Task brief:
Show all the lines in the data below that include the word "Default".

⁂

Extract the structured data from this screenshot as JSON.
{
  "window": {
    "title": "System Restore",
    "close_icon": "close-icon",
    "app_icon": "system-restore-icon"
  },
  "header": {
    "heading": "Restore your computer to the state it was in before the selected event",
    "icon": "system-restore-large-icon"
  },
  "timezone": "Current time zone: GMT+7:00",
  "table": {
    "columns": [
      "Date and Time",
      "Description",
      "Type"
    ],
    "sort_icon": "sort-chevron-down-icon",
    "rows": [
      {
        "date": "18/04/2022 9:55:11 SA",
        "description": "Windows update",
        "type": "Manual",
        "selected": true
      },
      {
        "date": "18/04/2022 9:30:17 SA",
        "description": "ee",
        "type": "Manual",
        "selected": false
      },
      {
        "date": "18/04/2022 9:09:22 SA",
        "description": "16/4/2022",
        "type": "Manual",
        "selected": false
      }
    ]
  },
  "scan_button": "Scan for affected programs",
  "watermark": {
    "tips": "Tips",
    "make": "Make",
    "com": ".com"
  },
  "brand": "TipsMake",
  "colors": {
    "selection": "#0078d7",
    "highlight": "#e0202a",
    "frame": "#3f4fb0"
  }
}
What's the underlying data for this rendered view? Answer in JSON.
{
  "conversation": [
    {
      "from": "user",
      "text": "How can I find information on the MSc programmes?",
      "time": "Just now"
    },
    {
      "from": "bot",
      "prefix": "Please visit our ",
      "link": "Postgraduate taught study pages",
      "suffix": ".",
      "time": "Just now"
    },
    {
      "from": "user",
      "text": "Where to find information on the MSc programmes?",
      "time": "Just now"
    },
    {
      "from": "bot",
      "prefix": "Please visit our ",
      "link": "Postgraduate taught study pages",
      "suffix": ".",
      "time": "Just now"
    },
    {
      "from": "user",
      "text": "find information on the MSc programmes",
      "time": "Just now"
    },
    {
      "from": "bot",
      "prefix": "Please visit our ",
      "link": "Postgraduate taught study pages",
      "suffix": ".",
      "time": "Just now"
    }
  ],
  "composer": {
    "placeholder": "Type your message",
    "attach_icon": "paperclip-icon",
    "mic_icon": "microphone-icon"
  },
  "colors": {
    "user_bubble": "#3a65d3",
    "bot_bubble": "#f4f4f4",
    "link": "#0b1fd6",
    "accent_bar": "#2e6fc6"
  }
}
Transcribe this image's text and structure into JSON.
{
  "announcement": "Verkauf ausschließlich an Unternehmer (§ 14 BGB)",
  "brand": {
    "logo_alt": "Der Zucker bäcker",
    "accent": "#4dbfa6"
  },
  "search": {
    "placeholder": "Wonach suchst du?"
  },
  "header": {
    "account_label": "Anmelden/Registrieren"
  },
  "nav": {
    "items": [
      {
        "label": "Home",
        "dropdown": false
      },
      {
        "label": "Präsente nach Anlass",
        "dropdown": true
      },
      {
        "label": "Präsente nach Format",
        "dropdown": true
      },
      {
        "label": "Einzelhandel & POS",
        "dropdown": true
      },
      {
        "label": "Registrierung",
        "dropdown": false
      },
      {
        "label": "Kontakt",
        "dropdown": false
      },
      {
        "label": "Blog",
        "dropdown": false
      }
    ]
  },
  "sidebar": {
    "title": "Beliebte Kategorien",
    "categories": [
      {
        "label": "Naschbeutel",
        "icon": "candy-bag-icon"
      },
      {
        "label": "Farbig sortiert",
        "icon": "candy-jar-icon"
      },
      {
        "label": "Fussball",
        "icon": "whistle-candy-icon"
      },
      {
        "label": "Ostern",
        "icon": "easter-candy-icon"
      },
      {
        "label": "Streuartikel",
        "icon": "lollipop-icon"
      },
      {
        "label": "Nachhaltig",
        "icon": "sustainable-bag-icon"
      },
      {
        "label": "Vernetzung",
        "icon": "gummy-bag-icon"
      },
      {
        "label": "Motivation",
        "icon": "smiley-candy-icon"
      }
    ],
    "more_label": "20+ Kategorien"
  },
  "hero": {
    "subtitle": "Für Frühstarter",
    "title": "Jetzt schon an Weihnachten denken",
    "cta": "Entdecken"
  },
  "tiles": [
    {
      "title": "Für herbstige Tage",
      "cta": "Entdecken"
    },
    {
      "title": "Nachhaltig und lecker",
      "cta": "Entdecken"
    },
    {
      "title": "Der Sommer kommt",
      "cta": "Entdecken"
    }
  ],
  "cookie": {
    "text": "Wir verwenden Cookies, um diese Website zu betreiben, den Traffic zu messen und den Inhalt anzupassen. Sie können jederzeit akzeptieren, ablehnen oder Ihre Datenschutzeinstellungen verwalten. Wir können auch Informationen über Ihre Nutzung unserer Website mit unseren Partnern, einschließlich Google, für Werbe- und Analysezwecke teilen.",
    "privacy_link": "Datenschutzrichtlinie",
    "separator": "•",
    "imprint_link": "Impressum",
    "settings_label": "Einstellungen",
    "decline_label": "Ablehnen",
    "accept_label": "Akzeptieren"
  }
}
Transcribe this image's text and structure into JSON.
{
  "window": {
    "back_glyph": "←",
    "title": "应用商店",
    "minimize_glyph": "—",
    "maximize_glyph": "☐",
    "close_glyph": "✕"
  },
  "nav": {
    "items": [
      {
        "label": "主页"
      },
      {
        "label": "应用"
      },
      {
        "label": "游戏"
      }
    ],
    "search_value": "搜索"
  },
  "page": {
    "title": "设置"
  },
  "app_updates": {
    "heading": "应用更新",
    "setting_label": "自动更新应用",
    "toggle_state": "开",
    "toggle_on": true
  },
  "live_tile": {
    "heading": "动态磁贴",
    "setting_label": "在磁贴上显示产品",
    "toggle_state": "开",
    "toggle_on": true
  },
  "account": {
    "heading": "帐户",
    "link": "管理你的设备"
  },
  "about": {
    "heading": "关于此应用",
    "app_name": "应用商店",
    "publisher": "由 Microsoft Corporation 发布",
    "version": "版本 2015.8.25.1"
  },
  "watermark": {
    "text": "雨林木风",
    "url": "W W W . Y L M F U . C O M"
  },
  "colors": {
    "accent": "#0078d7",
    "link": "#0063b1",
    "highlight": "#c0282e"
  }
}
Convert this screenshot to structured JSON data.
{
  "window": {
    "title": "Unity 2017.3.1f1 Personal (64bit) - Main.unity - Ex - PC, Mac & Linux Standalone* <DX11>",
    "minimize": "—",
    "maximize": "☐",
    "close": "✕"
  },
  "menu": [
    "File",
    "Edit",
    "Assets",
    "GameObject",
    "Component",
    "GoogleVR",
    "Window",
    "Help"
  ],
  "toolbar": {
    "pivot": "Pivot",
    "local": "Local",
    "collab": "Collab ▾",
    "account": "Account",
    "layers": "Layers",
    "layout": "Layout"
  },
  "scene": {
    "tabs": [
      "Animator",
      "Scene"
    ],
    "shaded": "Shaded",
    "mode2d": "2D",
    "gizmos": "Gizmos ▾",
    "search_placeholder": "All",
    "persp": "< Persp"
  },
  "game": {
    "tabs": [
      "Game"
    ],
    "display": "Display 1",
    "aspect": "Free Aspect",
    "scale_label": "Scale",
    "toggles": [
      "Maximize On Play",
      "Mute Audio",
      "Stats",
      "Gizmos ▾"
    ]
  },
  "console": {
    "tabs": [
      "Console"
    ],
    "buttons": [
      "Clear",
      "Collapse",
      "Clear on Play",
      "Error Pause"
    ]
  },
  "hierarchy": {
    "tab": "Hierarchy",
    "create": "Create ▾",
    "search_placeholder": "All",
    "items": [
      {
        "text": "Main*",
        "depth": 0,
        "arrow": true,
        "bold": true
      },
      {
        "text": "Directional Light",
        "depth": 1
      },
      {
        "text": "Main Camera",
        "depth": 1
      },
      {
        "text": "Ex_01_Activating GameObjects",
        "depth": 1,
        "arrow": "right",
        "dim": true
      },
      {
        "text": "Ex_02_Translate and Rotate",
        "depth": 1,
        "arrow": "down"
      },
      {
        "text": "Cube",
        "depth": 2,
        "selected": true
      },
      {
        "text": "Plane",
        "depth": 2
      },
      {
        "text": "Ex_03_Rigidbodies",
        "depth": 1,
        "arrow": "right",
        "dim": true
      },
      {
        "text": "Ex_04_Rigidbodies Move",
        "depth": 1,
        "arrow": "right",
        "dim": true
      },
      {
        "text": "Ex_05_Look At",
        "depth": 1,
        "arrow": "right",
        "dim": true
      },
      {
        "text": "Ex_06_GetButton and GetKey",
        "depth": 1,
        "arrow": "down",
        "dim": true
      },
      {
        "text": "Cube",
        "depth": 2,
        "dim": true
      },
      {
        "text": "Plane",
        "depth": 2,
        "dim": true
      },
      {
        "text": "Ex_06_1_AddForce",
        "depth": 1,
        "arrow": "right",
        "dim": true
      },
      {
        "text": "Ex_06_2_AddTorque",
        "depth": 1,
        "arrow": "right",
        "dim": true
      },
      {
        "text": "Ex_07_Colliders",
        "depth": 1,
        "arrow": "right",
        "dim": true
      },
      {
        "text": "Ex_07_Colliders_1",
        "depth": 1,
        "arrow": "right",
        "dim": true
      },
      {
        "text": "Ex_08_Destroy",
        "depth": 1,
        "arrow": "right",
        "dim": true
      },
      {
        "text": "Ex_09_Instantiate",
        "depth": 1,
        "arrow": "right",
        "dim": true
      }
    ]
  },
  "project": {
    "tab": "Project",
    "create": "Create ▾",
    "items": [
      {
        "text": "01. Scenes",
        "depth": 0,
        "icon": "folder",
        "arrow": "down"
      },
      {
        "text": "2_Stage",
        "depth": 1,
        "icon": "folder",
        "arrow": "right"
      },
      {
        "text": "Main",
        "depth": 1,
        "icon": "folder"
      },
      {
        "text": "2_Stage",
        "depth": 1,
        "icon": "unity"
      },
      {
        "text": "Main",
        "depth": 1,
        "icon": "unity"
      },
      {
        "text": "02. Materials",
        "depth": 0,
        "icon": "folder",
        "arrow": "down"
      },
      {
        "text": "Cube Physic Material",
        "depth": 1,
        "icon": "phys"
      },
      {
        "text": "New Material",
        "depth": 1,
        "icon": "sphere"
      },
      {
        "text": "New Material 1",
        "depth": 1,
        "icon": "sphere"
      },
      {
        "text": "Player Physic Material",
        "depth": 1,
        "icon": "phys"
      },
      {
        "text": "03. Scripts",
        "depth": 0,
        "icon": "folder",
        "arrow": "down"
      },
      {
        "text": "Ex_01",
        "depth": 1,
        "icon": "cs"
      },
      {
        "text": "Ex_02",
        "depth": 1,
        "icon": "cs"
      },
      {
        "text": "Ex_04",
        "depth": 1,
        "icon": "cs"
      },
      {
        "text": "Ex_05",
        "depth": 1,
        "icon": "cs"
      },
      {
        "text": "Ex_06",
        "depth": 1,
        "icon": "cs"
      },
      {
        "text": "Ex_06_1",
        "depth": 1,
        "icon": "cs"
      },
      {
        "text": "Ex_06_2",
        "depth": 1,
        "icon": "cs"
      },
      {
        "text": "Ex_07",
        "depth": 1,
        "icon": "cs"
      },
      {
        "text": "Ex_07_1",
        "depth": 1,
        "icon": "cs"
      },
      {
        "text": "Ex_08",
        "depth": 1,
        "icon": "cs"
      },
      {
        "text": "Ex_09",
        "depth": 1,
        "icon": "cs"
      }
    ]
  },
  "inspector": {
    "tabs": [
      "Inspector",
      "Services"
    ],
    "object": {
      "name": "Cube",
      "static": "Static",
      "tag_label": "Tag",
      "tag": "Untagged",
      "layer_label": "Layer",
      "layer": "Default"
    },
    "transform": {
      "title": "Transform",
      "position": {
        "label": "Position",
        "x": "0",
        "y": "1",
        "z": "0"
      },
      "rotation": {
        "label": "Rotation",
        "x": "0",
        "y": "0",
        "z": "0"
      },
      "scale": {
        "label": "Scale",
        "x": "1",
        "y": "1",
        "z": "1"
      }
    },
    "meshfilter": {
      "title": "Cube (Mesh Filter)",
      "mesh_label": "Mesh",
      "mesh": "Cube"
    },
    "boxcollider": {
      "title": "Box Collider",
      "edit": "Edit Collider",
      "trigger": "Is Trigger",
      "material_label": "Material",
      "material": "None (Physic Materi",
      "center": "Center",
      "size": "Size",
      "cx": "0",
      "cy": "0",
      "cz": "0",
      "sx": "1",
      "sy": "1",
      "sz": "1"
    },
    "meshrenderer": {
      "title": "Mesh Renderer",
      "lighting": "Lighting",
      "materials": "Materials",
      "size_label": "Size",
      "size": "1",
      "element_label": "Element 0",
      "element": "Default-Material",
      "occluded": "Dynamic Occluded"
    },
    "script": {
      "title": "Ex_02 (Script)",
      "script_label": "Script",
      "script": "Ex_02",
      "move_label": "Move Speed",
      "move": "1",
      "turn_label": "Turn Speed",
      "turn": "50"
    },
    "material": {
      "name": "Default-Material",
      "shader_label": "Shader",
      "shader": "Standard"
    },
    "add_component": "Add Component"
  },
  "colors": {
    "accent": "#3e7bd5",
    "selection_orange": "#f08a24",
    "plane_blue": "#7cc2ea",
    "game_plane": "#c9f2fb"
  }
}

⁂

Solution to this exercise:
      "layer": "Default"
      "element": "Default-Material",
      "name": "Default-Material",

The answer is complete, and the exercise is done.